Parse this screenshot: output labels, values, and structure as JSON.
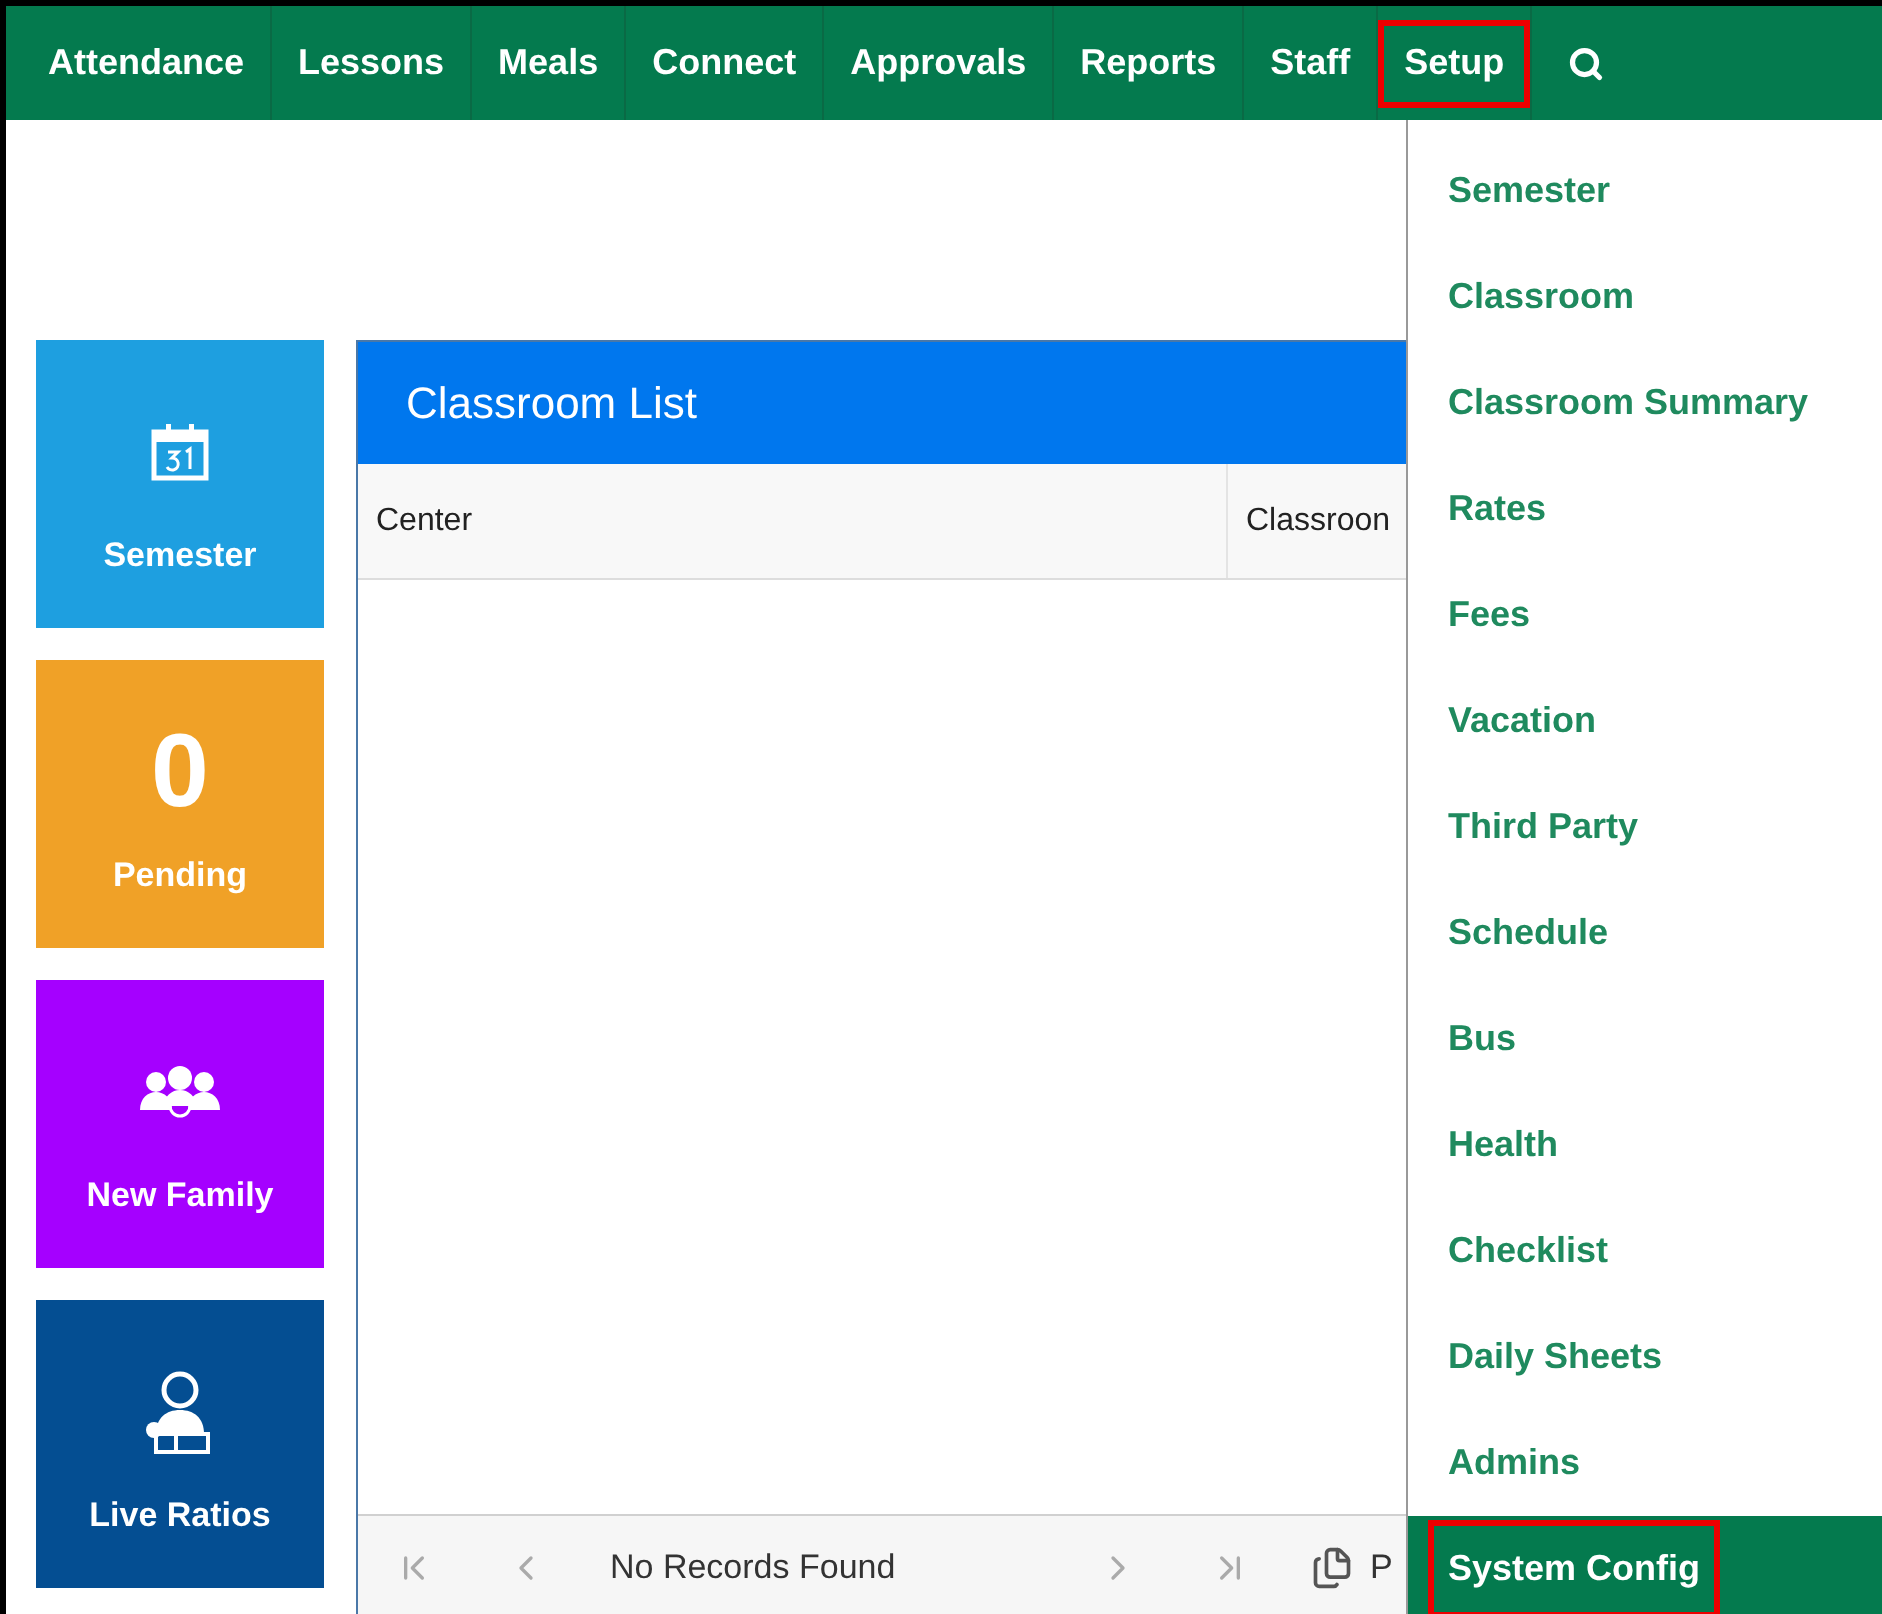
{
  "nav": {
    "items": [
      {
        "label": "Attendance",
        "highlighted": false
      },
      {
        "label": "Lessons",
        "highlighted": false
      },
      {
        "label": "Meals",
        "highlighted": false
      },
      {
        "label": "Connect",
        "highlighted": false
      },
      {
        "label": "Approvals",
        "highlighted": false
      },
      {
        "label": "Reports",
        "highlighted": false
      },
      {
        "label": "Staff",
        "highlighted": false
      },
      {
        "label": "Setup",
        "highlighted": true
      }
    ]
  },
  "tiles": [
    {
      "kind": "calendar",
      "label": "Semester",
      "color": "#1e9fe0"
    },
    {
      "kind": "count",
      "value": "0",
      "label": "Pending",
      "color": "#f0a127"
    },
    {
      "kind": "family",
      "label": "New Family",
      "color": "#a500ff"
    },
    {
      "kind": "teacher",
      "label": "Live Ratios",
      "color": "#044e92"
    }
  ],
  "panel": {
    "title": "Classroom List",
    "columns": [
      "Center",
      "Classroon"
    ],
    "pager": {
      "status": "No Records Found",
      "page_size_label": "P"
    }
  },
  "dropdown": {
    "items": [
      {
        "label": "Semester",
        "selected": false,
        "highlighted": false
      },
      {
        "label": "Classroom",
        "selected": false,
        "highlighted": false
      },
      {
        "label": "Classroom Summary",
        "selected": false,
        "highlighted": false
      },
      {
        "label": "Rates",
        "selected": false,
        "highlighted": false
      },
      {
        "label": "Fees",
        "selected": false,
        "highlighted": false
      },
      {
        "label": "Vacation",
        "selected": false,
        "highlighted": false
      },
      {
        "label": "Third Party",
        "selected": false,
        "highlighted": false
      },
      {
        "label": "Schedule",
        "selected": false,
        "highlighted": false
      },
      {
        "label": "Bus",
        "selected": false,
        "highlighted": false
      },
      {
        "label": "Health",
        "selected": false,
        "highlighted": false
      },
      {
        "label": "Checklist",
        "selected": false,
        "highlighted": false
      },
      {
        "label": "Daily Sheets",
        "selected": false,
        "highlighted": false
      },
      {
        "label": "Admins",
        "selected": false,
        "highlighted": false
      },
      {
        "label": "System Config",
        "selected": true,
        "highlighted": true
      }
    ]
  }
}
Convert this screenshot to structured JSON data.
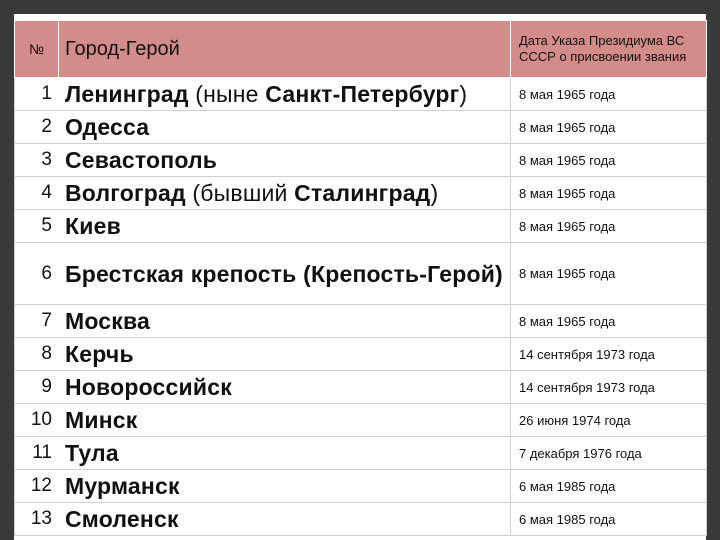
{
  "header": {
    "num": "№",
    "city": "Город-Герой",
    "date": "Дата Указа Президиума ВС СССР о присвоении звания"
  },
  "rows": [
    {
      "num": "1",
      "city_bold": "Ленинград",
      "city_plain": " (ныне ",
      "city_bold2": "Санкт-Петербург",
      "city_plain2": ")",
      "date": "8 мая 1965 года"
    },
    {
      "num": "2",
      "city_bold": "Одесса",
      "city_plain": "",
      "city_bold2": "",
      "city_plain2": "",
      "date": "8 мая 1965 года"
    },
    {
      "num": "3",
      "city_bold": "Севастополь",
      "city_plain": "",
      "city_bold2": "",
      "city_plain2": "",
      "date": "8 мая 1965 года"
    },
    {
      "num": "4",
      "city_bold": "Волгоград",
      "city_plain": " (бывший ",
      "city_bold2": "Сталинград",
      "city_plain2": ")",
      "date": "8 мая 1965 года"
    },
    {
      "num": "5",
      "city_bold": "Киев",
      "city_plain": "",
      "city_bold2": "",
      "city_plain2": "",
      "date": "8 мая 1965 года"
    },
    {
      "num": "6",
      "city_bold": "Брестская крепость (Крепость-Герой)",
      "city_plain": "",
      "city_bold2": "",
      "city_plain2": "",
      "date": "8 мая 1965 года"
    },
    {
      "num": "7",
      "city_bold": "Москва",
      "city_plain": "",
      "city_bold2": "",
      "city_plain2": "",
      "date": "8 мая 1965 года"
    },
    {
      "num": "8",
      "city_bold": "Керчь",
      "city_plain": "",
      "city_bold2": "",
      "city_plain2": "",
      "date": "14 сентября 1973 года"
    },
    {
      "num": "9",
      "city_bold": "Новороссийск",
      "city_plain": "",
      "city_bold2": "",
      "city_plain2": "",
      "date": "14 сентября 1973 года"
    },
    {
      "num": "10",
      "city_bold": "Минск",
      "city_plain": "",
      "city_bold2": "",
      "city_plain2": "",
      "date": "26 июня 1974 года"
    },
    {
      "num": "11",
      "city_bold": "Тула",
      "city_plain": "",
      "city_bold2": "",
      "city_plain2": "",
      "date": "7 декабря 1976 года"
    },
    {
      "num": "12",
      "city_bold": "Мурманск",
      "city_plain": "",
      "city_bold2": "",
      "city_plain2": "",
      "date": "6 мая 1985 года"
    },
    {
      "num": "13",
      "city_bold": "Смоленск",
      "city_plain": "",
      "city_bold2": "",
      "city_plain2": "",
      "date": "6 мая 1985 года"
    }
  ],
  "colors": {
    "header_bg": "#d38c89",
    "frame": "#3a3a3a"
  }
}
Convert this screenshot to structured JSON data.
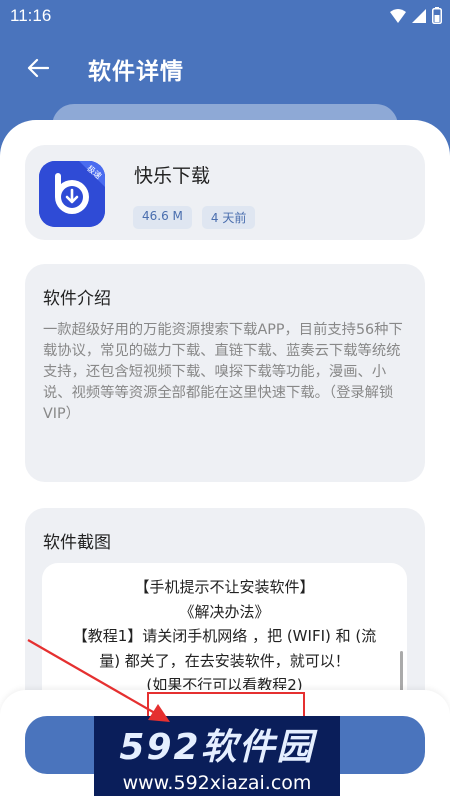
{
  "status_bar": {
    "time": "11:16"
  },
  "app_bar": {
    "title": "软件详情"
  },
  "app_info": {
    "name": "快乐下载",
    "size": "46.6 M",
    "updated": "4 天前",
    "icon_badge": "极速",
    "icon_color": "#2f4bd6"
  },
  "intro": {
    "title": "软件介绍",
    "text": "一款超级好用的万能资源搜索下载APP，目前支持56种下载协议，常见的磁力下载、直链下载、蓝奏云下载等统统支持，还包含短视频下载、嗅探下载等功能，漫画、小说、视频等等资源全部都能在这里快速下载。（登录解锁VIP）"
  },
  "screenshots": {
    "title": "软件截图",
    "lines": [
      "【手机提示不让安装软件】",
      "《解决办法》",
      "【教程1】请关闭手机网络 ，把 (WIFI) 和 (流",
      "量) 都关了，在去安装软件，就可以！",
      "(如果不行可以看教程2)"
    ]
  },
  "watermark": {
    "title": "592软件园",
    "url": "www.592xiazai.com"
  },
  "colors": {
    "primary": "#4a74bd",
    "card_bg": "#eef0f4",
    "badge_text": "#4a6eae",
    "annotation": "#e53030"
  }
}
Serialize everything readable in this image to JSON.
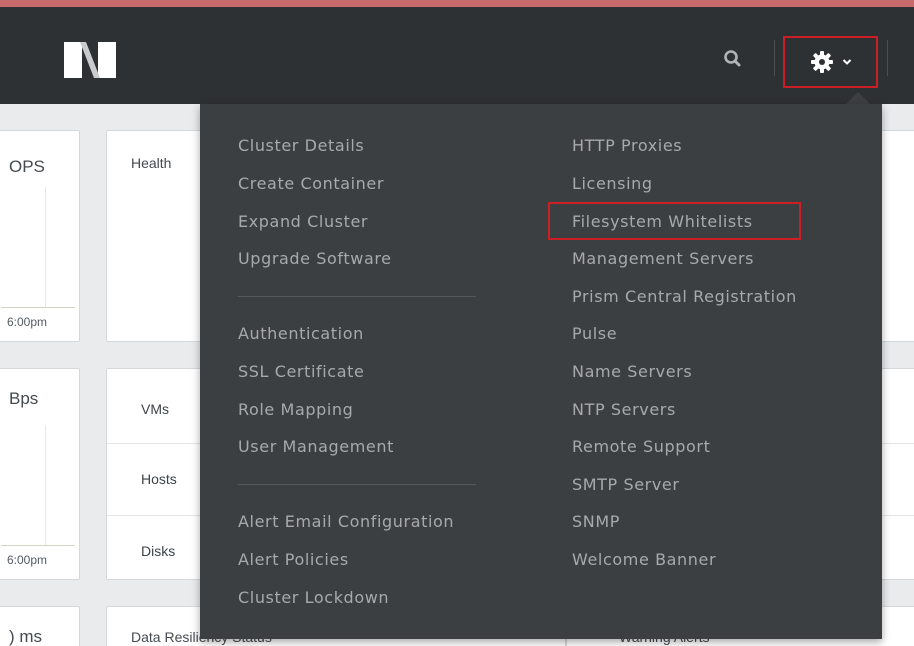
{
  "topbar": {
    "logo_icon": "nutanix-n-logo-icon",
    "search_icon": "search-icon",
    "settings_icon": "gear-icon",
    "chevron_icon": "chevron-down-icon",
    "accent_color": "#c96a6a"
  },
  "dashboard": {
    "iops_title": "OPS",
    "iops_tick": "6:00pm",
    "bandwidth_title": "Bps",
    "bandwidth_tick": "6:00pm",
    "latency_title": ") ms",
    "health_title": "Health",
    "vms_label": "VMs",
    "hosts_label": "Hosts",
    "disks_label": "Disks",
    "resiliency_title": "Data Resiliency Status",
    "warning_alerts_label": "Warning Alerts"
  },
  "settings_menu": {
    "left_group_1": [
      "Cluster Details",
      "Create Container",
      "Expand Cluster",
      "Upgrade Software"
    ],
    "left_group_2": [
      "Authentication",
      "SSL Certificate",
      "Role Mapping",
      "User Management"
    ],
    "left_group_3": [
      "Alert Email Configuration",
      "Alert Policies",
      "Cluster Lockdown"
    ],
    "right_items": [
      "HTTP Proxies",
      "Licensing",
      "Filesystem Whitelists",
      "Management Servers",
      "Prism Central Registration",
      "Pulse",
      "Name Servers",
      "NTP Servers",
      "Remote Support",
      "SMTP Server",
      "SNMP",
      "Welcome Banner"
    ],
    "highlighted_item": "Filesystem Whitelists",
    "highlight_color": "#cc1f25"
  }
}
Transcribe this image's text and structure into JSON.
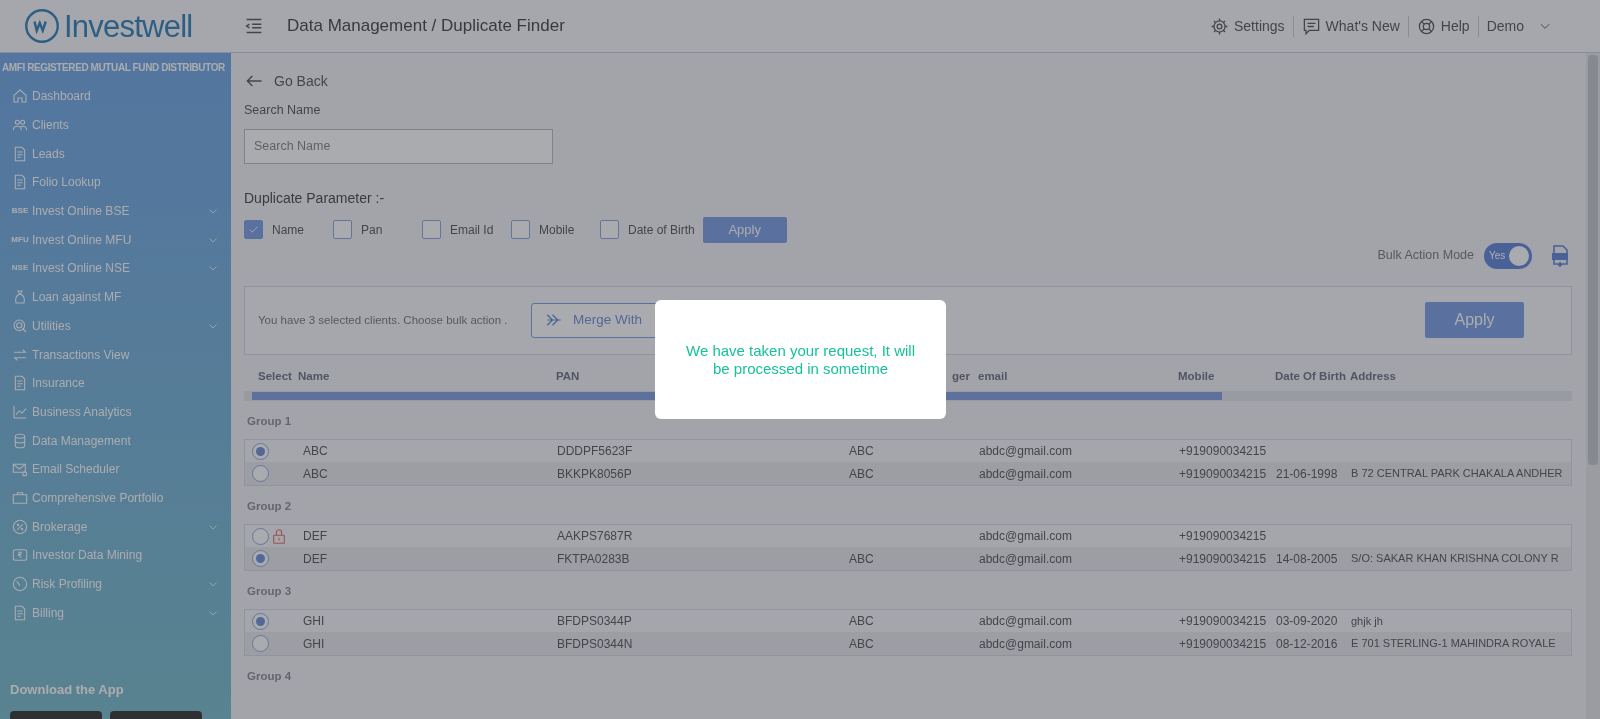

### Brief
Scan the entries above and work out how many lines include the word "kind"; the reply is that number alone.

### Task result
4